1. If you were at the playground or outside school and your football coach came up and said “Your Mom’s in the hospital and told me to come pick you up, come on we should go check on her now”. Would it be okay to leave with him? What would you do?

– My kids should know it’s not okay to leave with their football coach. Even though they have met him before, he is still a “Kinda Know” and not a “Safe Adult”. We agreed that I would only send “Safe Adults” in my place if I can’t be there to get them for any reason.

– They should recognize that this is a trick. Just like “Don’t Knows” “Kinda Knows” may lie to get children to leave with them.

2. If we went to Wal-mart and you were looking at toys while Mommy was a few aisles over and a “Don’t Know” came up and offered to buy you the toy you were looking at. Is it okay to go with that person?

– My kids should know it’s not okay to go anywhere with a “Don’t Know”. No matter what the “Don’t Know” is offering them.

– They should immediately get away from the “Don’t Know” and find me. I will also give a couple other great tips about who a child can go to when confronted with a situation like this.
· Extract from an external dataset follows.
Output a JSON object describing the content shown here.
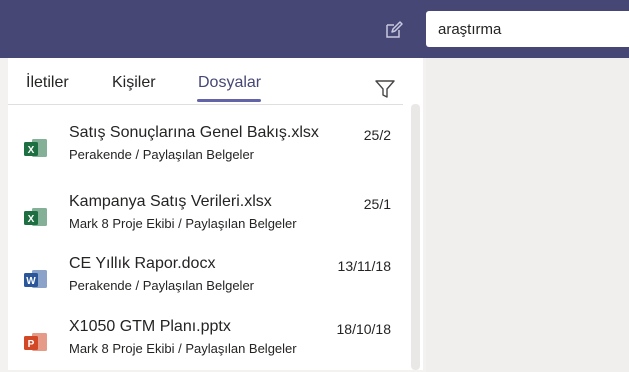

Other Great Tips
By now you and your kids should have a pretty good idea of how to handle different situations. But, what if your child gets lost in a store? Panic might set in if they can’t find you and are surrounded by a bunch of “Don’t Knows”. There are a few things you can explain to a child to help them if ever faced with a similar situation.

• If your child is lost in a store, they can go to someone who works there and ask for help. Most large stores have an overhead paging system. Make sure your child knows his/her full name and your full name. It’s also a good idea to teach kids your phone number and address.

• If your child is lost at an event or other area where they cannot find an employee, the safest thing to do is find a mother with children and ask them for help. Be sure your child understands that they should never leave the store or event with this mother. This person should just help them find an employee who can assist.

Conclusion

Teaching children about stranger safety is so important. Having these discussions with your kids may just save their lives one day. It’s a scary world we live in. Don’t be afraid to have these talks with your kids. Protect them by empowering them to keep themselves safe. We can’t be with our kids 24/7, sometimes they are without us.

If your kids know what to do when faced with a potentially dangerous situation they will come back to you safe and sound.

The best educational video I have found for educating kids about stranger safety is “The Safe Side”. This video was created by John Walsh (America’s Most Wanted) and Julie Clark (creator of Baby Einstein). It teaches kids stranger safety in a fun and engaging way. The video is not scary, it’s actually hilarious at times. The main character in the video is “Safe Side Super Chick”. You will fall in love with this zany character. My kids adore this video. They have probably watched it 25 times and beg to watch it again and again. I recommend having your kids watch this video at least once a month to refresh their memory.